* _EXERCISE INSTRUCTIONS_: Retype each line of the listing. Do not alter anything.

* _RECORD EXTRACTS_:
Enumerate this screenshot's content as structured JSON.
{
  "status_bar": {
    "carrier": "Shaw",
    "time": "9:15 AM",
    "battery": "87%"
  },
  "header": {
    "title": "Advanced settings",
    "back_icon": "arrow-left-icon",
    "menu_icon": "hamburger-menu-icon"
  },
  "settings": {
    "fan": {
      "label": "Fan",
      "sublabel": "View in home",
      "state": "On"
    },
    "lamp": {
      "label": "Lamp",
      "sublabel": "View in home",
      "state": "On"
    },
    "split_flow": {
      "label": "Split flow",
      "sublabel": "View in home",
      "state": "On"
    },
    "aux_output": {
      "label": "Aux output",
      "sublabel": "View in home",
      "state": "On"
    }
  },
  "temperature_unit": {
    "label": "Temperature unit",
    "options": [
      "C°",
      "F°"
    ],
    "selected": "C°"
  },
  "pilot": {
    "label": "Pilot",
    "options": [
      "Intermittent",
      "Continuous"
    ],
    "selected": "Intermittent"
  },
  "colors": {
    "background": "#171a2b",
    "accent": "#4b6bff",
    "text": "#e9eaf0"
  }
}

* _TASK OUTPUT_:
Enumerate this screenshot's content as structured JSON.
{
  "status_bar": {
    "carrier": "Shaw",
    "time": "9:15 AM",
    "battery": "87%"
  },
  "header": {
    "title": "Advanced settings",
    "back_icon": "arrow-left-icon",
    "menu_icon": "hamburger-menu-icon"
  },
  "settings": {
    "fan": {
      "label": "Fan",
      "sublabel": "View in home",
      "state": "On"
    },
    "lamp": {
      "label": "Lamp",
      "sublabel": "View in home",
      "state": "On"
    },
    "split_flow": {
      "label": "Split flow",
      "sublabel": "View in home",
      "state": "On"
    },
    "aux_output": {
      "label": "Aux output",
      "sublabel": "View in home",
      "state": "On"
    }
  },
  "temperature_unit": {
    "label": "Temperature unit",
    "options": [
      "C°",
      "F°"
    ],
    "selected": "C°"
  },
  "pilot": {
    "label": "Pilot",
    "options": [
      "Intermittent",
      "Continuous"
    ],
    "selected": "Intermittent"
  },
  "colors": {
    "background": "#171a2b",
    "accent": "#4b6bff",
    "text": "#e9eaf0"
  }
}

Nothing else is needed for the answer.